The city, which is suing the gun dealers, said the ruling was good news for its case, but the gun dealers believe it may also help their argument that they didn't do anything wrong either.
The sting operation was conducted two years ago as the basis for a civil lawsuit brought by the city against 27 gun dealers in Georgia, Ohio, Pennsylvania, South Carolina and Virginia; Bloomberg targeted shops that the city believes are responsible for selling guns traced back to crimes in New York City.
Fifteen dealers have settled and agreed to let a special master monitor their sales, and a suit against several of the remaining 12 is proceeding in federal court in Brooklyn.
As part of the discovery process for the case, lawyers for some of the gun shops argued that the city had itself violated the law by attempting the illegal purchases.
Gun rights advocates and organizations like the National Rifle Association also have complained that Bloomberg's gun sting was a criminal stunt. And the Justice Department even did its own inquiry as to whether the city was out of bounds.
But U.S. Magistrate Judge Cheryl Pollak said Friday the court had found "that the city's actions do not constitute a crime or fraud."
In the sting operation, private investigators hired by the city wore hidden cameras and attempted "straw purchases," where one person fills out the legal forms and buys the gun for someone else. The scam, prohibited by federal law, is typically employed by people who cannot own firearms, such as convicted felons.
Pollak agreed with the city's argument that the critical factor in a straw purchase is the intent of the buyer.
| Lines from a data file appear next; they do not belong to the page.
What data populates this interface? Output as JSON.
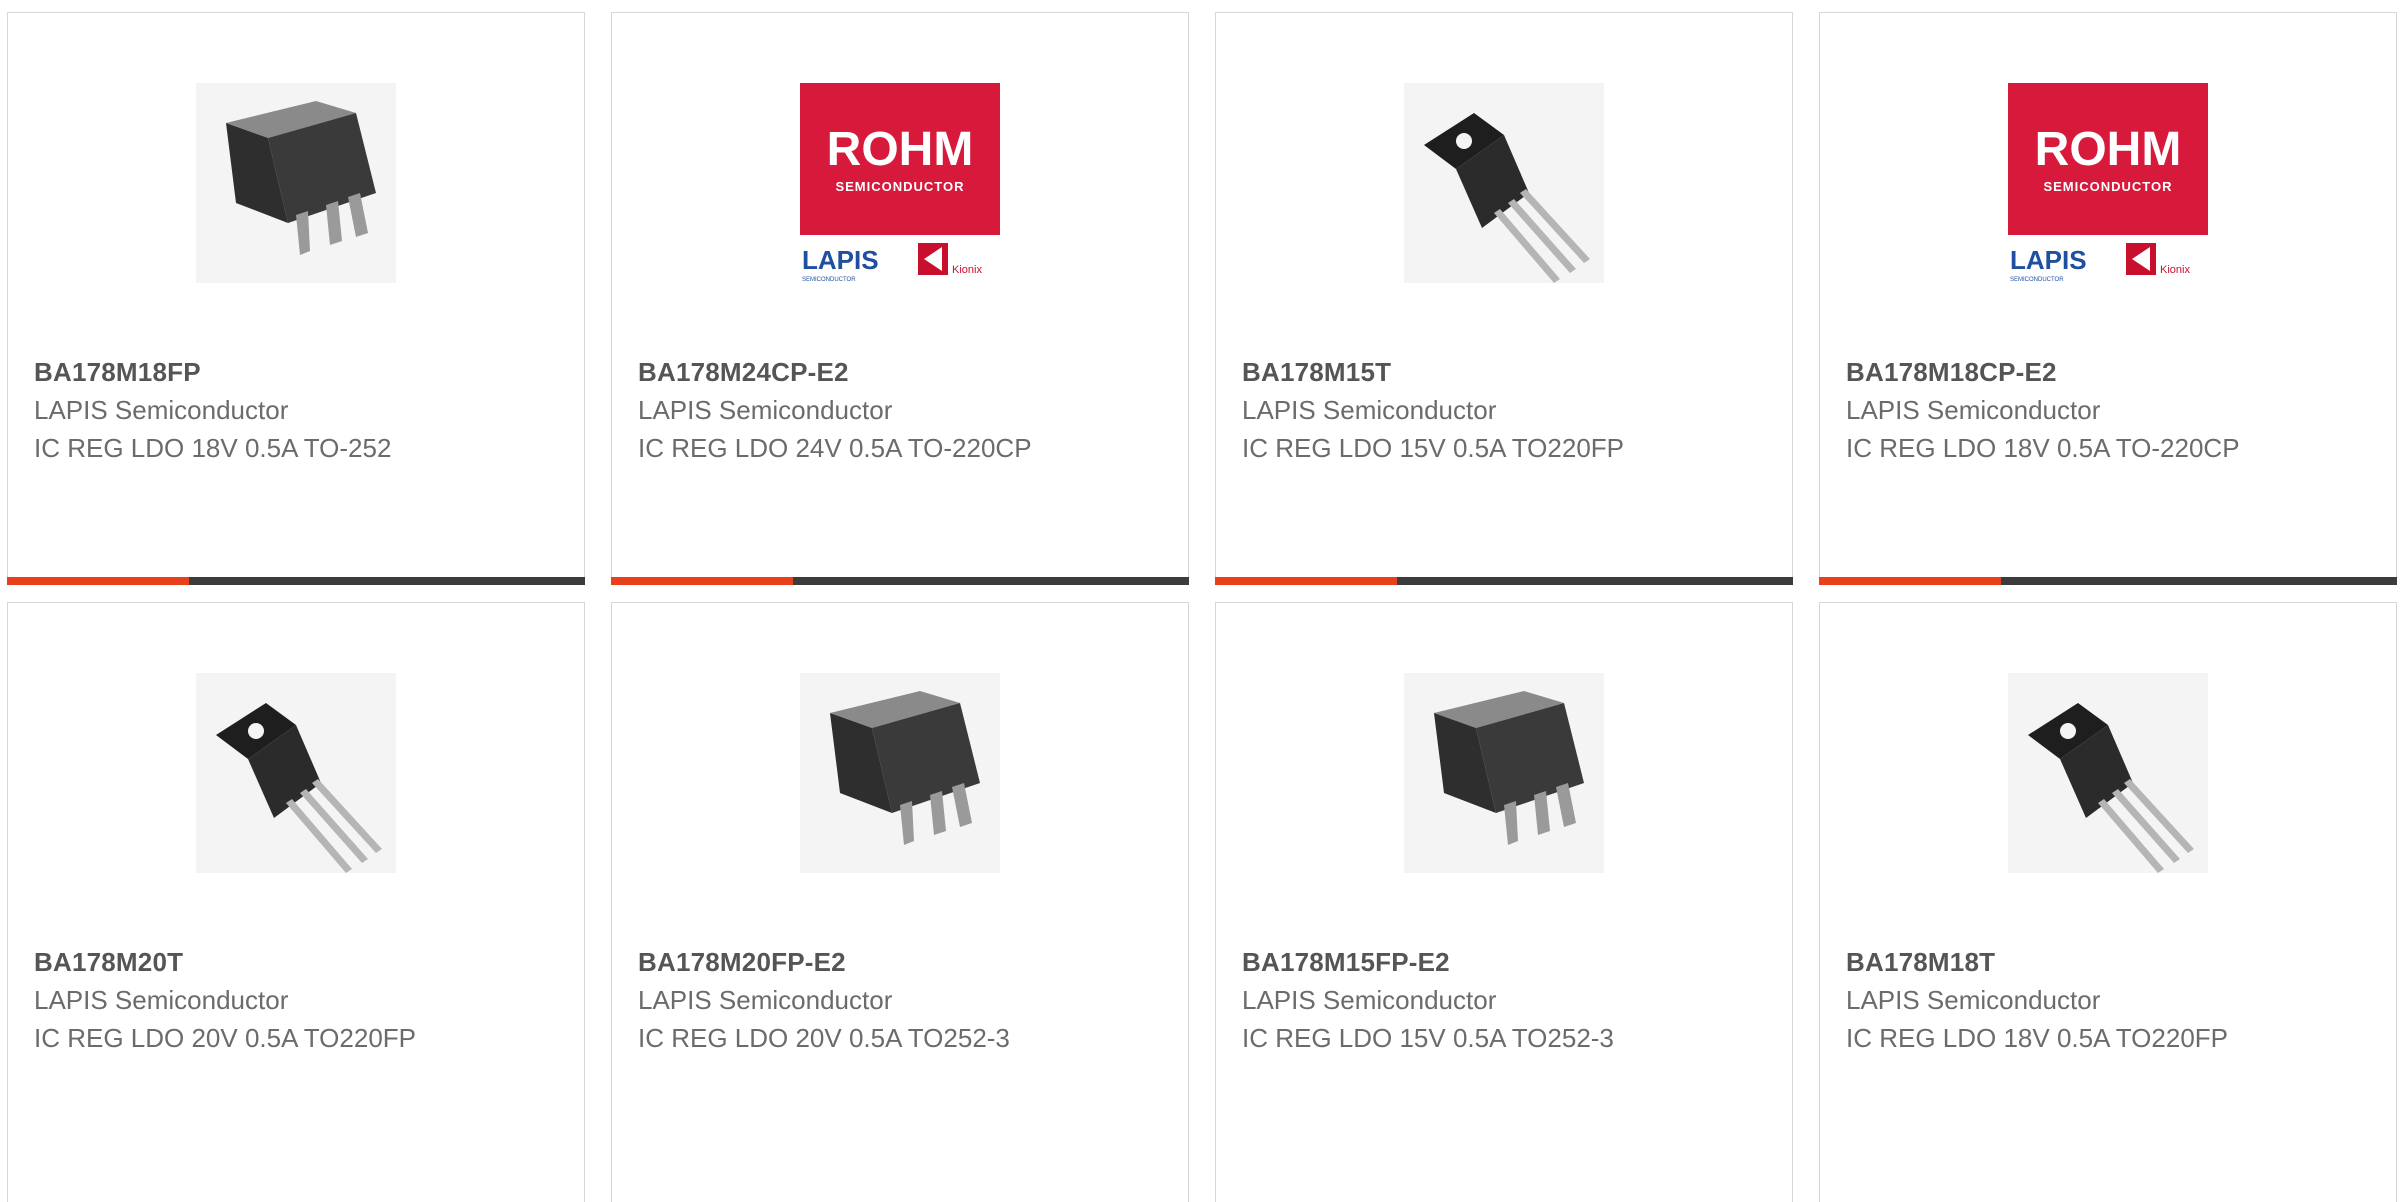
{
  "products": [
    {
      "part_number": "BA178M18FP",
      "manufacturer": "LAPIS Semiconductor",
      "description": "IC REG LDO 18V 0.5A TO-252",
      "image": "to252-package"
    },
    {
      "part_number": "BA178M24CP-E2",
      "manufacturer": "LAPIS Semiconductor",
      "description": "IC REG LDO 24V 0.5A TO-220CP",
      "image": "rohm-logo",
      "logo": {
        "brand": "ROHM",
        "tagline": "SEMICONDUCTOR",
        "sub_brand_1": "LAPIS",
        "sub_brand_1_tagline": "SEMICONDUCTOR",
        "sub_brand_2": "Kionix"
      }
    },
    {
      "part_number": "BA178M15T",
      "manufacturer": "LAPIS Semiconductor",
      "description": "IC REG LDO 15V 0.5A TO220FP",
      "image": "to220-package"
    },
    {
      "part_number": "BA178M18CP-E2",
      "manufacturer": "LAPIS Semiconductor",
      "description": "IC REG LDO 18V 0.5A TO-220CP",
      "image": "rohm-logo",
      "logo": {
        "brand": "ROHM",
        "tagline": "SEMICONDUCTOR",
        "sub_brand_1": "LAPIS",
        "sub_brand_1_tagline": "SEMICONDUCTOR",
        "sub_brand_2": "Kionix"
      }
    },
    {
      "part_number": "BA178M20T",
      "manufacturer": "LAPIS Semiconductor",
      "description": "IC REG LDO 20V 0.5A TO220FP",
      "image": "to220-package"
    },
    {
      "part_number": "BA178M20FP-E2",
      "manufacturer": "LAPIS Semiconductor",
      "description": "IC REG LDO 20V 0.5A TO252-3",
      "image": "to252-package"
    },
    {
      "part_number": "BA178M15FP-E2",
      "manufacturer": "LAPIS Semiconductor",
      "description": "IC REG LDO 15V 0.5A TO252-3",
      "image": "to252-package"
    },
    {
      "part_number": "BA178M18T",
      "manufacturer": "LAPIS Semiconductor",
      "description": "IC REG LDO 18V 0.5A TO220FP",
      "image": "to220-package"
    }
  ],
  "colors": {
    "accent": "#e8401a",
    "bar": "#3c3c3c",
    "rohm_red": "#d71a3b",
    "lapis_blue": "#1f4fa0",
    "kionix_red": "#c8102e"
  }
}
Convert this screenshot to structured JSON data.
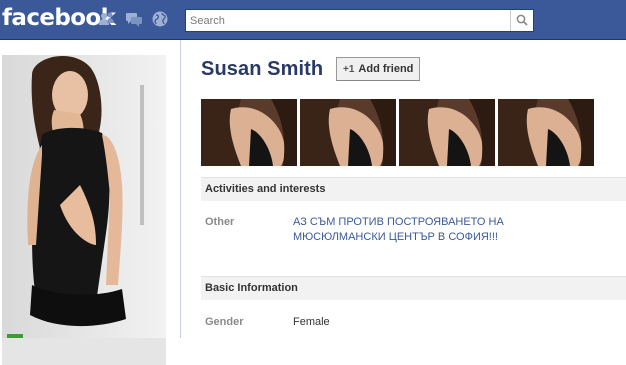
{
  "topbar": {
    "logo": "facebook",
    "icons": [
      "friend-requests-icon",
      "messages-icon",
      "notifications-globe-icon"
    ],
    "search_placeholder": "Search",
    "brand_color": "#3b5998"
  },
  "profile": {
    "name": "Susan Smith",
    "add_friend_label": "Add friend",
    "add_friend_glyph": "+1"
  },
  "photo_strip": {
    "count": 4
  },
  "sections": {
    "activities": {
      "title": "Activities and interests",
      "rows": [
        {
          "label": "Other",
          "value": "АЗ СЪМ ПРОТИВ ПОСТРОЯВАНЕТО НА МЮСЮЛМАНСКИ ЦЕНТЪР В СОФИЯ!!!"
        }
      ]
    },
    "basic": {
      "title": "Basic Information",
      "rows": [
        {
          "label": "Gender",
          "value": "Female"
        }
      ]
    }
  }
}
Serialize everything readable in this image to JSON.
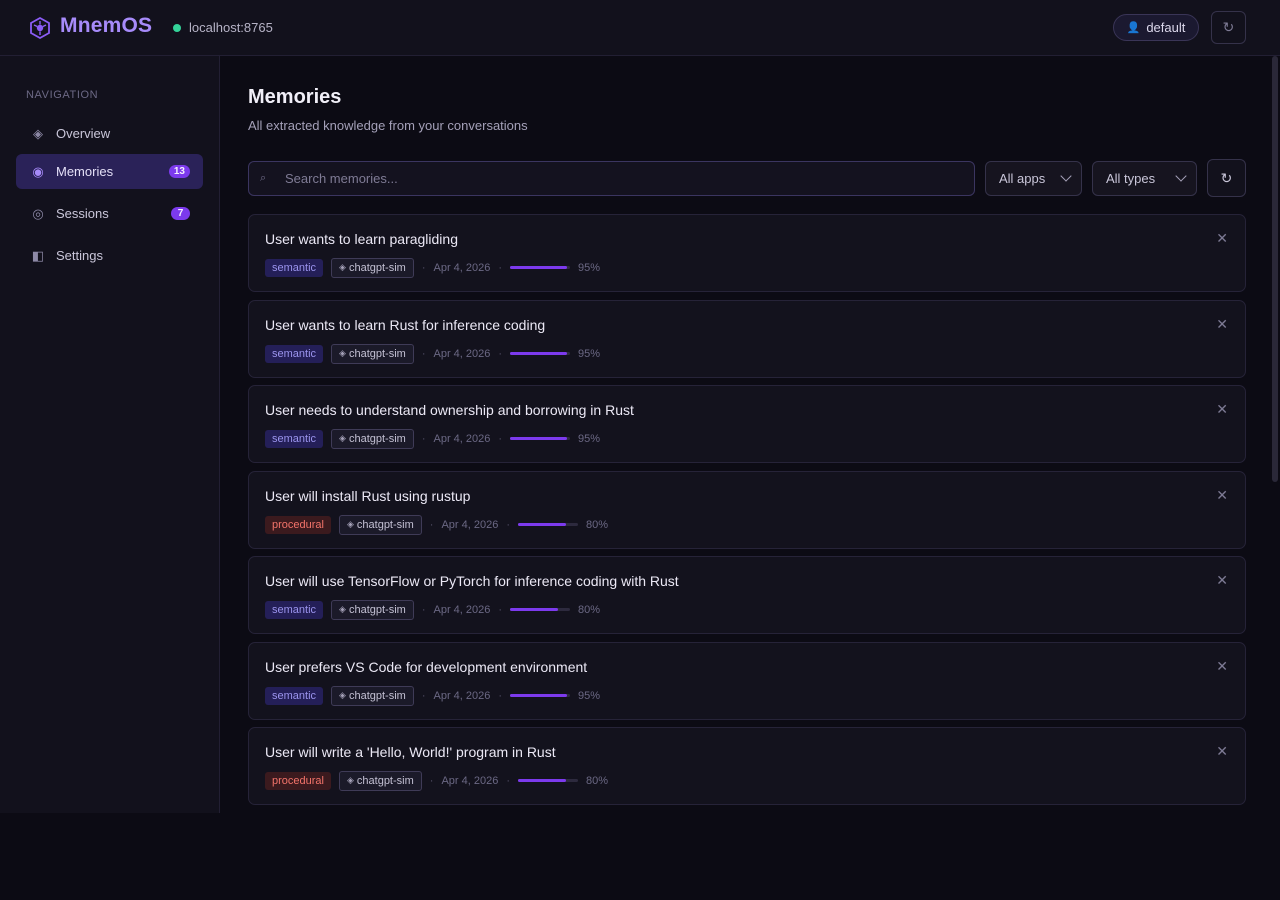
{
  "header": {
    "app_name": "MnemOS",
    "connection": "localhost:8765",
    "connection_status_color": "#34d399",
    "user": "default",
    "user_icon": "user-icon",
    "refresh_icon": "refresh-icon"
  },
  "sidebar": {
    "title": "NAVIGATION",
    "items": [
      {
        "label": "Overview",
        "icon": "overview-icon",
        "glyph": "◈",
        "active": false
      },
      {
        "label": "Memories",
        "icon": "memories-icon",
        "glyph": "◉",
        "active": true,
        "badge": "13"
      },
      {
        "label": "Sessions",
        "icon": "sessions-icon",
        "glyph": "◎",
        "active": false,
        "badge": "7"
      },
      {
        "label": "Settings",
        "icon": "settings-icon",
        "glyph": "◧",
        "active": false
      }
    ]
  },
  "main": {
    "title": "Memories",
    "subtitle": "All extracted knowledge from your conversations",
    "search": {
      "placeholder": "Search memories...",
      "value": ""
    },
    "filters": {
      "apps": "All apps",
      "types": "All types"
    }
  },
  "accent_color": "#7c3aed",
  "memories": [
    {
      "title": "User wants to learn paragliding",
      "type": "semantic",
      "app": "chatgpt-sim",
      "date": "Apr 4, 2026",
      "confidence": 0.95,
      "confidence_label": "95%"
    },
    {
      "title": "User wants to learn Rust for inference coding",
      "type": "semantic",
      "app": "chatgpt-sim",
      "date": "Apr 4, 2026",
      "confidence": 0.95,
      "confidence_label": "95%"
    },
    {
      "title": "User needs to understand ownership and borrowing in Rust",
      "type": "semantic",
      "app": "chatgpt-sim",
      "date": "Apr 4, 2026",
      "confidence": 0.95,
      "confidence_label": "95%"
    },
    {
      "title": "User will install Rust using rustup",
      "type": "procedural",
      "app": "chatgpt-sim",
      "date": "Apr 4, 2026",
      "confidence": 0.8,
      "confidence_label": "80%"
    },
    {
      "title": "User will use TensorFlow or PyTorch for inference coding with Rust",
      "type": "semantic",
      "app": "chatgpt-sim",
      "date": "Apr 4, 2026",
      "confidence": 0.8,
      "confidence_label": "80%"
    },
    {
      "title": "User prefers VS Code for development environment",
      "type": "semantic",
      "app": "chatgpt-sim",
      "date": "Apr 4, 2026",
      "confidence": 0.95,
      "confidence_label": "95%"
    },
    {
      "title": "User will write a 'Hello, World!' program in Rust",
      "type": "procedural",
      "app": "chatgpt-sim",
      "date": "Apr 4, 2026",
      "confidence": 0.8,
      "confidence_label": "80%"
    }
  ]
}
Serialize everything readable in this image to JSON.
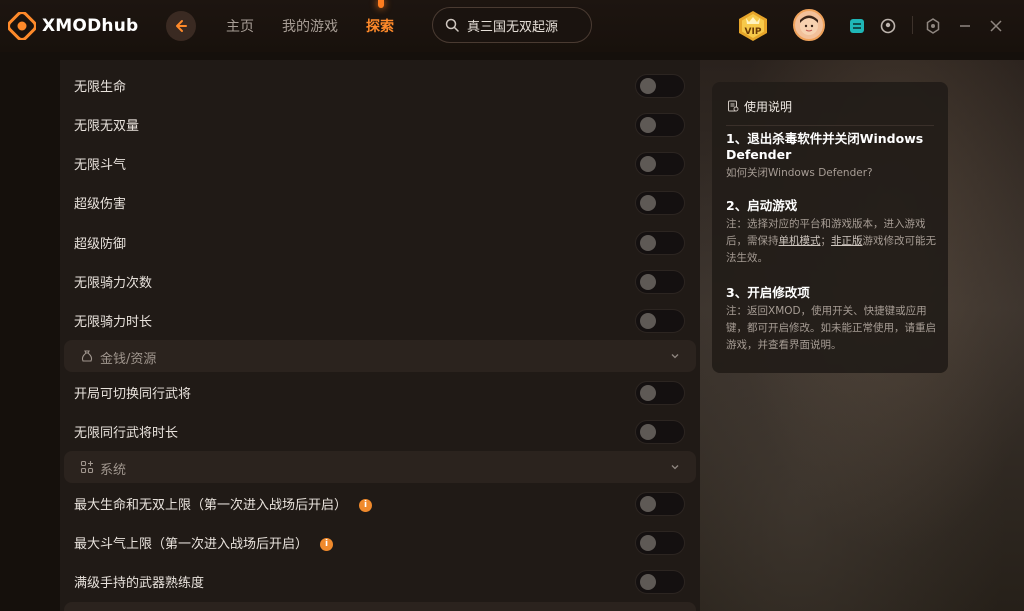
{
  "app": {
    "name": "XMODhub"
  },
  "nav": {
    "home": "主页",
    "my_games": "我的游戏",
    "explore": "探索"
  },
  "search": {
    "value": "真三国无双起源"
  },
  "badges": {
    "vip": "VIP"
  },
  "rows_a": [
    {
      "label": "无限生命",
      "on": false
    },
    {
      "label": "无限无双量",
      "on": false
    },
    {
      "label": "无限斗气",
      "on": false
    },
    {
      "label": "超级伤害",
      "on": false
    },
    {
      "label": "超级防御",
      "on": false
    },
    {
      "label": "无限骑力次数",
      "on": false
    },
    {
      "label": "无限骑力时长",
      "on": false
    }
  ],
  "section_money": {
    "label": "金钱/资源"
  },
  "rows_b": [
    {
      "label": "开局可切换同行武将",
      "on": false
    },
    {
      "label": "无限同行武将时长",
      "on": false
    }
  ],
  "section_system": {
    "label": "系统"
  },
  "rows_c": [
    {
      "label": "最大生命和无双上限（第一次进入战场后开启）",
      "info": "i",
      "on": false
    },
    {
      "label": "最大斗气上限（第一次进入战场后开启）",
      "info": "i",
      "on": false
    },
    {
      "label": "满级手持的武器熟练度",
      "on": false
    }
  ],
  "guide": {
    "title": "使用说明",
    "step1_title": "1、退出杀毒软件并关闭Windows Defender",
    "step1_text": "如何关闭Windows Defender?",
    "step2_title": "2、启动游戏",
    "step2_text_a": "注：选择对应的平台和游戏版本，进入游戏后，需保持",
    "step2_link1": "单机模式",
    "step2_text_b": "；",
    "step2_link2": "非正版",
    "step2_text_c": "游戏修改可能无法生效。",
    "step3_title": "3、开启修改项",
    "step3_text": "注：返回XMOD，使用开关、快捷键或应用键，都可开启修改。如未能正常使用，请重启游戏，并查看界面说明。"
  },
  "colors": {
    "accent": "#ff8a2a",
    "background": "#15100c",
    "panel": "#201a16"
  }
}
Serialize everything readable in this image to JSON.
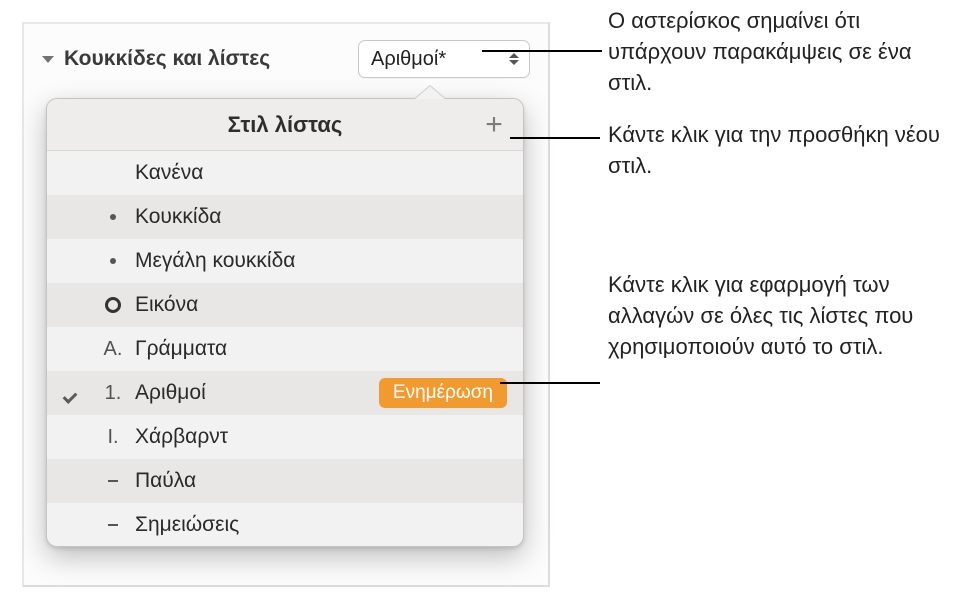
{
  "header": {
    "label": "Κουκκίδες και λίστες"
  },
  "dropdown": {
    "selected_label": "Αριθμοί*"
  },
  "popover": {
    "title": "Στιλ λίστας",
    "add_icon": "+",
    "update_label": "Ενημέρωση",
    "items": [
      {
        "marker": "",
        "markerType": "none",
        "label": "Κανένα",
        "selected": false,
        "hasUpdate": false
      },
      {
        "marker": "",
        "markerType": "dot",
        "label": "Κουκκίδα",
        "selected": false,
        "hasUpdate": false
      },
      {
        "marker": "",
        "markerType": "dot",
        "label": "Μεγάλη κουκκίδα",
        "selected": false,
        "hasUpdate": false
      },
      {
        "marker": "",
        "markerType": "circle",
        "label": "Εικόνα",
        "selected": false,
        "hasUpdate": false
      },
      {
        "marker": "A.",
        "markerType": "text",
        "label": "Γράμματα",
        "selected": false,
        "hasUpdate": false
      },
      {
        "marker": "1.",
        "markerType": "text",
        "label": "Αριθμοί",
        "selected": true,
        "hasUpdate": true
      },
      {
        "marker": "I.",
        "markerType": "text",
        "label": "Χάρβαρντ",
        "selected": false,
        "hasUpdate": false
      },
      {
        "marker": "",
        "markerType": "dash",
        "label": "Παύλα",
        "selected": false,
        "hasUpdate": false
      },
      {
        "marker": "",
        "markerType": "dash",
        "label": "Σημειώσεις",
        "selected": false,
        "hasUpdate": false
      }
    ]
  },
  "callouts": {
    "asterisk": "Ο αστερίσκος σημαίνει ότι υπάρχουν παρακάμψεις σε ένα στιλ.",
    "add": "Κάντε κλικ για την προσθήκη νέου στιλ.",
    "update": "Κάντε κλικ για εφαρμογή των αλλαγών σε όλες τις λίστες που χρησιμοποιούν αυτό το στιλ."
  },
  "colors": {
    "accent_orange": "#f19a2f"
  }
}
And in the purchases made by the city's investigators, the buyer did not hand over the purchased gun later.
"No 'straw' sale took place because ownership was never transferred," the judge wrote.
Bloomberg's criminal justice coordinator, John Feinblatt, applauded the decision.
"What the court has said today is exactly what we've said _ the only people who broke the law here were dealers who engaged in straw
purchases," he said.
But an attorney for some of the defendants also welcomed the judge's ruling.
"Our side is getting stronger every day," said Carl Pierce. "These people engaging in these sales weren't doing anything illegal."